Today, March 8th is International Women's Day, and this year's theme is gender equity. Alongside the yearly points of focus that include celebrating women's achievements, lobbying for accelerated gender parity and education/raising awareness of women's equality, this year has a particular emphasis on “why equal opportunities aren't enough” and “why equal isn't always fair.”
In this piece, we're highlighting some of the initiatives and resources that exist to combat inequality in transport planning and address some of the specific issues facing women as transport users.
The representation of women in transport planning, and issues specific to women as users of transport have increasingly been put under the spotlight over the last decade. While women account for 47 of the UK workforce as a whole, they only account for 20 percent of those in transport. In some areas of the industry within the UK, that number is even less, with women making up only 7% of coach and bus drivers, for instance.
Several organisations and initiatives already exist to monitor the gender disparity in transport and offer solutions.

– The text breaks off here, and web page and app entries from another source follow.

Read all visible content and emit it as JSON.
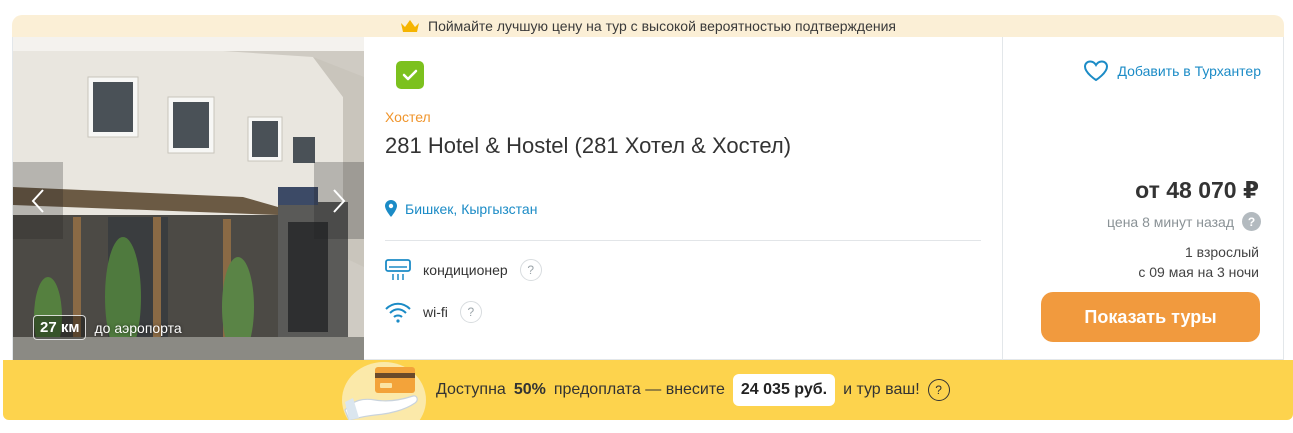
{
  "promo_banner": {
    "icon": "crown-icon",
    "text": "Поймайте лучшую цену на тур с высокой вероятностью подтверждения"
  },
  "photo": {
    "prev_icon": "chevron-left-icon",
    "next_icon": "chevron-right-icon",
    "distance_value": "27 км",
    "distance_label": "до аэропорта"
  },
  "hotel": {
    "verified_icon": "check-badge-icon",
    "type": "Хостел",
    "name": "281 Hotel & Hostel (281 Хотел & Хостел)",
    "location": "Бишкек, Кыргызстан",
    "amenities": [
      {
        "icon": "air-conditioner-icon",
        "label": "кондиционер",
        "help": "?"
      },
      {
        "icon": "wifi-icon",
        "label": "wi-fi",
        "help": "?"
      }
    ]
  },
  "pricing": {
    "favorite_label": "Добавить в Турхантер",
    "price": "от 48 070 ₽",
    "price_age": "цена 8 минут назад",
    "price_help": "?",
    "guests": "1 взрослый",
    "dates": "с 09 мая на 3 ночи",
    "button_label": "Показать туры"
  },
  "prepay": {
    "text_before": "Доступна",
    "percent": "50%",
    "text_middle": "предоплата — внесите",
    "amount": "24 035 руб.",
    "text_after": "и тур ваш!",
    "help": "?"
  },
  "colors": {
    "accent_orange": "#f19a3e",
    "link_blue": "#1b8bc6",
    "verified_green": "#7cc11e",
    "prepay_yellow": "#fdd34d",
    "promo_cream": "#fbefd6"
  }
}
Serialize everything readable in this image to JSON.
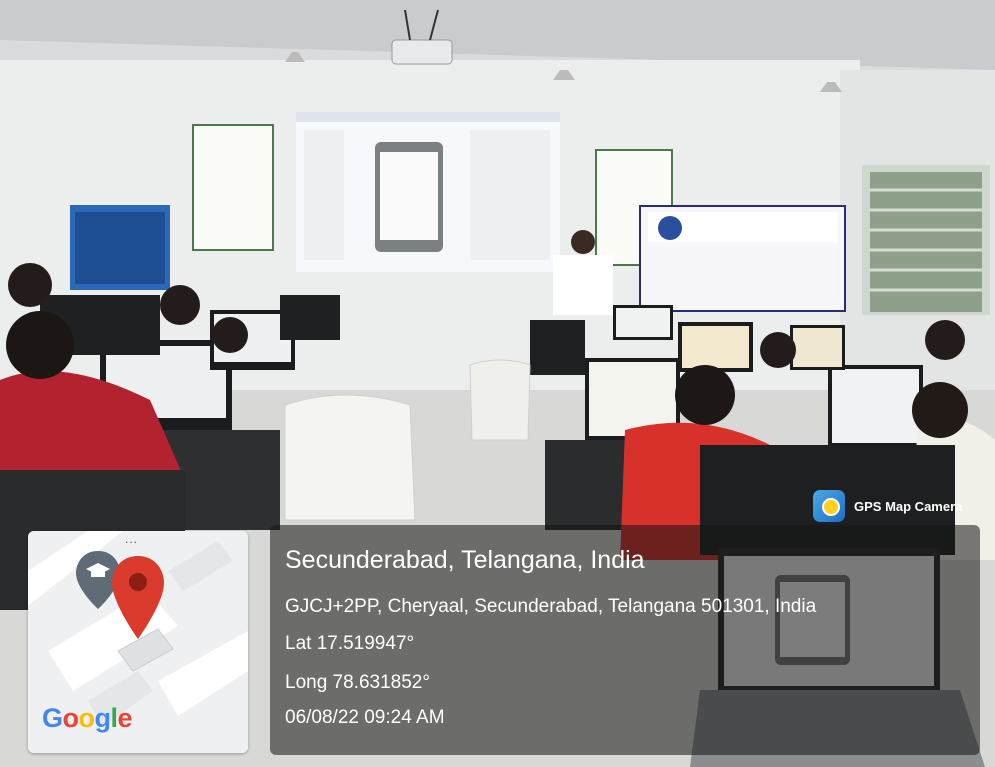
{
  "scene": {
    "description_free": true
  },
  "badge": {
    "label": "GPS Map Camera",
    "icon": "camera-app-icon"
  },
  "location": {
    "place": "Secunderabad, Telangana, India",
    "address": "GJCJ+2PP, Cheryaal, Secunderabad, Telangana 501301, India",
    "lat": "Lat 17.519947°",
    "long": "Long 78.631852°",
    "datetime": "06/08/22 09:24 AM"
  },
  "map": {
    "logo": "Google",
    "menu_dots": "..."
  },
  "colors": {
    "pin_red": "#d93a2b",
    "pin_grey": "#5f6b76"
  }
}
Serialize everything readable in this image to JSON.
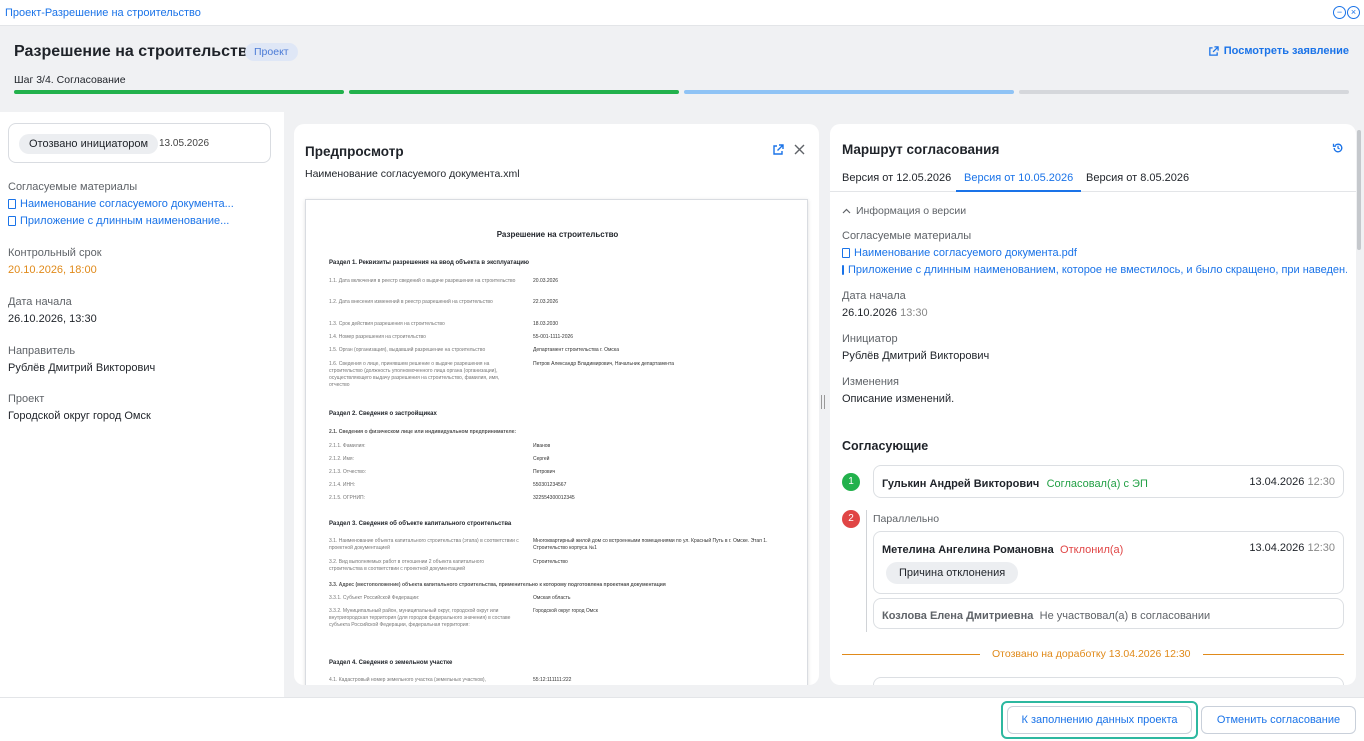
{
  "window": {
    "title": "Проект-Разрешение на строительство"
  },
  "header": {
    "title": "Разрешение на строительство",
    "badge": "Проект",
    "view_link": "Посмотреть заявление",
    "step": "Шаг 3/4. Согласование",
    "steps_status": [
      "done",
      "done",
      "current",
      "pending"
    ]
  },
  "left": {
    "status": "Отозвано инициатором",
    "status_date": "13.05.2026",
    "materials_label": "Согласуемые материалы",
    "materials": [
      "Наименование согласуемого документа...",
      "Приложение с длинным наименование..."
    ],
    "deadline_label": "Контрольный срок",
    "deadline": "20.10.2026, 18:00",
    "start_label": "Дата начала",
    "start": "26.10.2026, 13:30",
    "sender_label": "Направитель",
    "sender": "Рублёв Дмитрий Викторович",
    "project_label": "Проект",
    "project": "Городской округ город Омск"
  },
  "preview": {
    "title": "Предпросмотр",
    "filename": "Наименование согласуемого документа.xml",
    "doc": {
      "heading": "Разрешение на строительство",
      "s1": "Раздел 1. Реквизиты разрешения на ввод объекта в эксплуатацию",
      "r1": [
        [
          "1.1. Дата включения в реестр сведений о выдаче разрешения на строительство",
          "20.03.2026"
        ],
        [
          "1.2. Дата внесения изменений в реестр разрешений на строительство",
          "22.03.2026"
        ],
        [
          "1.3. Срок действия разрешения на строительство",
          "18.03.2030"
        ],
        [
          "1.4. Номер разрешения на строительство",
          "55-001-1111-2026"
        ],
        [
          "1.5. Орган (организация), выдавший разрешение на строительство",
          "Департамент строительства г. Омска"
        ],
        [
          "1.6. Сведения о лице, принявшем решение о выдаче разрешения на строительство (должность уполномоченного лица органа (организации), осуществляющего выдачу разрешения на строительство, фамилия, имя, отчество",
          "Петров Александр Владимирович, Начальник департамента"
        ]
      ],
      "s2": "Раздел 2. Сведения о застройщиках",
      "s2sub": "2.1. Сведения о физическом лице или индивидуальном предпринимателе:",
      "r2": [
        [
          "2.1.1. Фамилия:",
          "Иванов"
        ],
        [
          "2.1.2. Имя:",
          "Сергей"
        ],
        [
          "2.1.3. Отчество:",
          "Петрович"
        ],
        [
          "2.1.4. ИНН:",
          "550301234567"
        ],
        [
          "2.1.5. ОГРНИП:",
          "322554300012345"
        ]
      ],
      "s3": "Раздел 3. Сведения об объекте капитального строительства",
      "r3": [
        [
          "3.1. Наименование объекта капитального строительства (этапа) в соответствии с проектной документацией",
          "Многоквартирный жилой дом со встроенными помещениями по ул. Красный Путь в г. Омске. Этап 1. Строительство корпуса №1"
        ],
        [
          "3.2. Вид выполняемых работ в отношении 2 объекта капитального строительства в соответствии с проектной документацией",
          "Строительство"
        ]
      ],
      "s3sub": "3.3. Адрес (местоположение) объекта капитального строительства, применительно к которому подготовлена проектная документация",
      "r3b": [
        [
          "3.3.1. Субъект Российской Федерации:",
          "Омская область"
        ],
        [
          "3.3.2. Муниципальный район, муниципальный округ, городской округ или внутригородская территория (для городов федерального значения) в составе субъекта Российской Федерации, федеральная территория:",
          "Городской округ город Омск"
        ]
      ],
      "s4": "Раздел 4. Сведения о земельном участке",
      "r4": [
        [
          "4.1. Кадастровый номер земельного участка (земельных участков),",
          "55:12:111111:222"
        ]
      ]
    }
  },
  "route": {
    "title": "Маршрут согласования",
    "tabs": [
      "Версия от 12.05.2026",
      "Версия от 10.05.2026",
      "Версия от 8.05.2026"
    ],
    "active_tab": 1,
    "info_toggle": "Информация о версии",
    "materials_label": "Согласуемые материалы",
    "materials": [
      "Наименование согласуемого документа.pdf",
      "Приложение с длинным наименованием, которое не вместилось, и было скращено, при наведен..."
    ],
    "start_label": "Дата начала",
    "start_date": "26.10.2026",
    "start_time": "13:30",
    "initiator_label": "Инициатор",
    "initiator": "Рублёв Дмитрий Викторович",
    "changes_label": "Изменения",
    "changes": "Описание изменений.",
    "approvers_title": "Согласующие",
    "approvers": [
      {
        "num": "1",
        "name": "Гулькин Андрей Викторович",
        "status": "Согласовал(а) с ЭП",
        "date": "13.04.2026",
        "time": "12:30"
      }
    ],
    "group2": {
      "num": "2",
      "label": "Параллельно",
      "a": {
        "name": "Метелина Ангелина Романовна",
        "status": "Отклонил(а)",
        "date": "13.04.2026",
        "time": "12:30",
        "reason": "Причина отклонения"
      },
      "b": {
        "name": "Козлова Елена Дмитриевна",
        "status": "Не участвовал(а) в согласовании"
      }
    },
    "recalled": "Отозвано на доработку 13.04.2026 12:30"
  },
  "footer": {
    "primary": "К заполнению данных проекта",
    "cancel": "Отменить согласование"
  },
  "colors": {
    "accent": "#1a73e8",
    "green": "#22b14c",
    "light_blue": "#8fc3f5",
    "red": "#e04545",
    "orange": "#e08a1a"
  }
}
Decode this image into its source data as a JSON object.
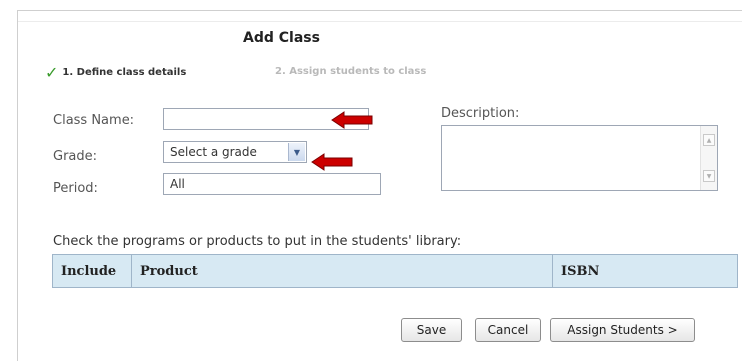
{
  "page": {
    "title": "Add Class",
    "steps": [
      {
        "label": "1. Define class details"
      },
      {
        "label": "2. Assign students to class"
      }
    ]
  },
  "form": {
    "class_name_label": "Class Name:",
    "class_name_value": "",
    "grade_label": "Grade:",
    "grade_selected": "Select a grade",
    "period_label": "Period:",
    "period_value": "All",
    "description_label": "Description:",
    "description_value": ""
  },
  "products": {
    "instruction": "Check the programs or products to put in the students' library:",
    "columns": [
      "Include",
      "Product",
      "ISBN"
    ]
  },
  "buttons": {
    "save": "Save",
    "cancel": "Cancel",
    "assign": "Assign Students >"
  },
  "colors": {
    "checkmark": "#3a9b2c",
    "arrow_annotation": "#cc0000",
    "table_header_bg": "#d7e9f3"
  }
}
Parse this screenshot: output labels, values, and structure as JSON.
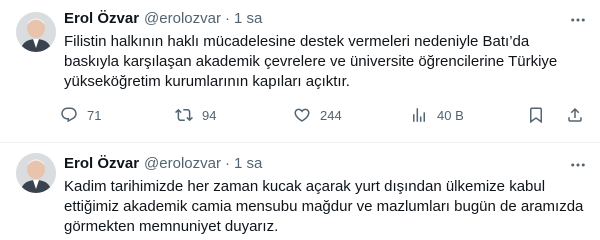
{
  "tweets": [
    {
      "author_name": "Erol Özvar",
      "handle": "@erolozvar",
      "separator": "·",
      "time": "1 sa",
      "text": "Filistin halkının haklı mücadelesine destek vermeleri nedeniyle Batı’da baskıyla karşılaşan akademik çevrelere ve üniversite öğrencilerine Türkiye yükseköğretim kurumlarının kapıları açıktır.",
      "stats": {
        "replies": "71",
        "reposts": "94",
        "likes": "244",
        "views": "40 B"
      }
    },
    {
      "author_name": "Erol Özvar",
      "handle": "@erolozvar",
      "separator": "·",
      "time": "1 sa",
      "text": "Kadim tarihimizde her zaman kucak açarak yurt dışından ülkemize kabul ettiğimiz akademik camia mensubu mağdur ve mazlumları bugün de aramızda görmekten memnuniyet duyarız."
    }
  ],
  "icons": {
    "more": "more-icon",
    "reply": "reply-icon",
    "repost": "repost-icon",
    "like": "like-icon",
    "views": "views-icon",
    "bookmark": "bookmark-icon",
    "share": "share-icon"
  },
  "colors": {
    "text": "#0f1419",
    "secondary": "#536471",
    "divider": "#eff3f4"
  }
}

The UK's Women in Transport exists for the advancement of women in the transport industry and to provide a range of services, support and events (including today's Women in Transport spring reception with Transport for London). It also acts as the Secretariat for the All Party Group (APG) for Women in Transport, a cross-party group of MPs and Peers that was launched in 2016 to tackle the underrepresentation of women in transport.
The International Transport Forum, a global transport think tank, and the only one with a mandate for all modes of transport, has also developed a number of events, publications and projects with a focus on gender in transport over the last decade - including creating their Gender Analysis Toolkit for Transport, a hands-on tool informed by three key questions:
- How are travel behaviours and patterns of women and men affected by their social roles and the level of accessibility of transport services?
- How will transport policies, programmes and projects affect women and men differently?
- How will greater gender equality in the transport workforce enhance transport infrastructure, systems and modes to benefit women and other users?
To the first point, the travel patterns of men and women do vary dramatically, and women's are typically more complex than men's. While mobility in the context of employment opportunities is often a focus during transport planning, women's travel demands extend far beyond commuting. Because a variety of activities such as household management, caregiving, and school drop-offs and pickups typically fall on women, they are 25% more likely than men to “trip-chain” (connecting a number of small trips as a longer trip).
Transport through a “gender lens”
In her book, Invisible Women: Exposing Data Bias in a World Designed for Men, calls out the language used to minimise caregiving roles (and by extension the labour of women who predominantly fulfil them). ‘Compulsory mobility’, as she quotes Professor Inés Sánchez de Madariaga, of Madrid’s Technical University, is a concept that describes “all trips made for employment and educational purposes”. Conspicuously absent from this definition is the role of caregiving.
In 2021, UN Women and the World Bank Group sought to address this kind of “gender-blind” transport planning with an online course, entitled Gender Equality in Transportation that looks to particularly address the mobility needs of women and girls, as well strategies for planners themselves looking to advance their careers in a male dominated sector.
We'll be keeping our eyes open for initiatives being promoting during this year's International Women's Day. Already publicised is The Bangalore Metropolitan Transport Corporation's commitment to free bus travel for women today to celebrate IWD 2023. If you know of any interesting studies, initiatives or organisations at the intersection of gender, planning and mobility, please feel free to reach out and let us know at firstname.lastname@example.org.